Figure 16 shows an example of a simple three-channel audio mixer that gives unity gain between the output and each input. Each input channel comprises a single 100nF capacitor (C1) and 100K resistor (R1), and presents an input impedance of 100K. The circuit can be given any desired number of input channels by simply adding more C1 and R1 components. In use, the mixer should be placed between the output of the tone-control circuitry and the input of the main power amplifier, with one input taken from the tone-control output and the others taken from the desired signal sources.
Figure 17 shows a simple way of adding independent volume and on/off control to any desired number of input channels of the basic Figure 16 audio mixer circuit — RV1 controls the volume, and S1 provides the on/off function.

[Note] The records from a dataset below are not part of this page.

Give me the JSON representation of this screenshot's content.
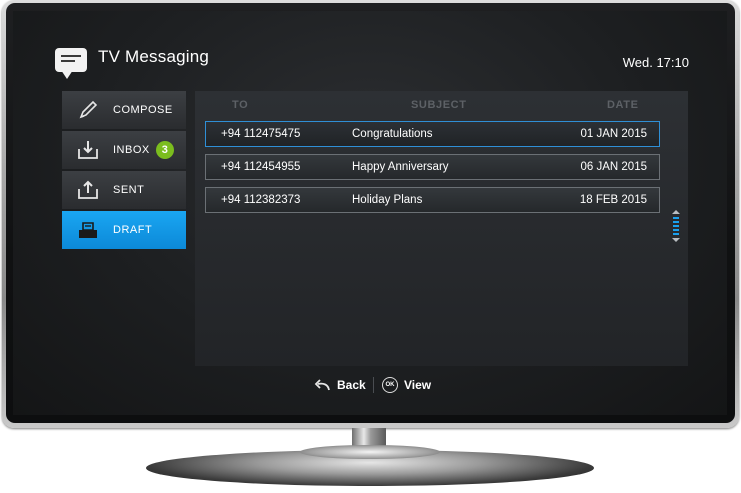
{
  "app": {
    "title": "TV Messaging",
    "clock": "Wed. 17:10"
  },
  "sidebar": {
    "items": [
      {
        "label": "COMPOSE",
        "icon": "pencil-icon",
        "active": false
      },
      {
        "label": "INBOX",
        "icon": "inbox-download-icon",
        "badge": "3",
        "active": false
      },
      {
        "label": "SENT",
        "icon": "outbox-upload-icon",
        "active": false
      },
      {
        "label": "DRAFT",
        "icon": "draft-tray-icon",
        "active": true
      }
    ],
    "active_color": "#1aa6f2",
    "badge_color": "#7bbd1e"
  },
  "table": {
    "columns": [
      "TO",
      "SUBJECT",
      "DATE"
    ],
    "rows": [
      {
        "to": "+94 112475475",
        "subject": "Congratulations",
        "date": "01 JAN 2015",
        "selected": true
      },
      {
        "to": "+94 112454955",
        "subject": "Happy Anniversary",
        "date": "06 JAN 2015",
        "selected": false
      },
      {
        "to": "+94 112382373",
        "subject": "Holiday Plans",
        "date": "18 FEB 2015",
        "selected": false
      }
    ],
    "selection_color": "#2f8fd6"
  },
  "footer": {
    "back_label": "Back",
    "back_icon": "return-arrow-icon",
    "ok_symbol": "OK",
    "view_label": "View"
  }
}
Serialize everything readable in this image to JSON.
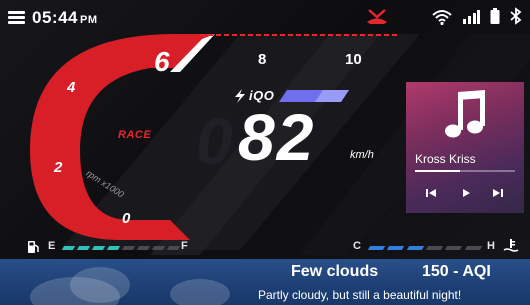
{
  "status_bar": {
    "time": "05:44",
    "ampm": "PM",
    "icons": [
      "menu-icon",
      "missed-call-icon",
      "wifi-icon",
      "signal-icon",
      "battery-icon",
      "bluetooth-icon"
    ]
  },
  "tachometer": {
    "ticks": [
      "0",
      "2",
      "4",
      "6",
      "8",
      "10"
    ],
    "mode": "RACE",
    "unit_label": "rpm x1000",
    "accent": "#e8262d"
  },
  "speedometer": {
    "brand": "iQO",
    "value": "82",
    "unit": "km/h"
  },
  "media": {
    "track": "Kross Kriss",
    "progress": 0.45,
    "icons": [
      "music-note-icon",
      "previous-icon",
      "play-icon",
      "next-icon"
    ]
  },
  "fuel": {
    "empty": "E",
    "full": "F",
    "level_segments": 4,
    "total_segments": 8,
    "color": "#2cc4b8"
  },
  "temperature": {
    "cold": "C",
    "hot": "H",
    "level_segments": 3,
    "total_segments": 6,
    "color": "#2f7fe0"
  },
  "weather": {
    "title": "Few clouds",
    "aqi": "150 - AQI",
    "subtitle": "Partly cloudy, but still a beautiful night!"
  }
}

A common annoyance when playing old records/disks is that of scratch and/or rumble sounds. The scratch noises are mainly high-frequency (greater than 10 KHz) sounds picked up from the disk surface, and the rumbles are low-frequency (less than 50 Hz) sounds that are mostly caused by slow variations in motor-drive speed. Each of these noises can be greatly reduced or eliminated by passing the player’s audio signals through a filter that rejects troublesome parts of the audio spectrum. Figures 18 and 19 show suitable circuits.
The high-pass rumble filter in Figure 18 gives unity voltage gain to signals above 50 Hz, but gives 12dB per octave rejection to those below this value, i.e., it gives 40dB of attenuation at 5 Hz, etc. Emitter-follower Q1 is biased at half-supply volts from the R1-R2-C3 low-impedance point, but has negative feedback applied via the R3-C2-C1-R4 filter network. The circuit’s frequency turnover point can be altered by changing the C1-C2 values (which must be equal). Thus, if the C1-C2 values are halved (to 110nF), the turn-over frequency doubles (to 100 Hz), etc.
The low-pass scratch filter in Figure 19 gives unity voltage gain to signals below 10 KHz, but gives 12dB per octave rejection to those above this value. This circuit is similar to that in Figure 18, except that the positions of the main filter network components are transposed. The circuit’s turn-over frequency can be altered by changing the C2-R4 values; e.g., values of 3.3nF give a frequency of 7.5 KHz.
The Figure 18 and 19 circuits can be combined, to make a composite scratch and rumble filter, by connecting the output of the high-pass filter to the input of the low-pass filter. If desired, the filters can be provided with bypass switches, enabling them to be easily switched in and out of circuit, by using the connections shown in Figure 20.
Note that if the Figure 18 and 19 designs are built as a single unit, a few components can be saved by making the R1-R2-C3 biasing network common to both circuits. NV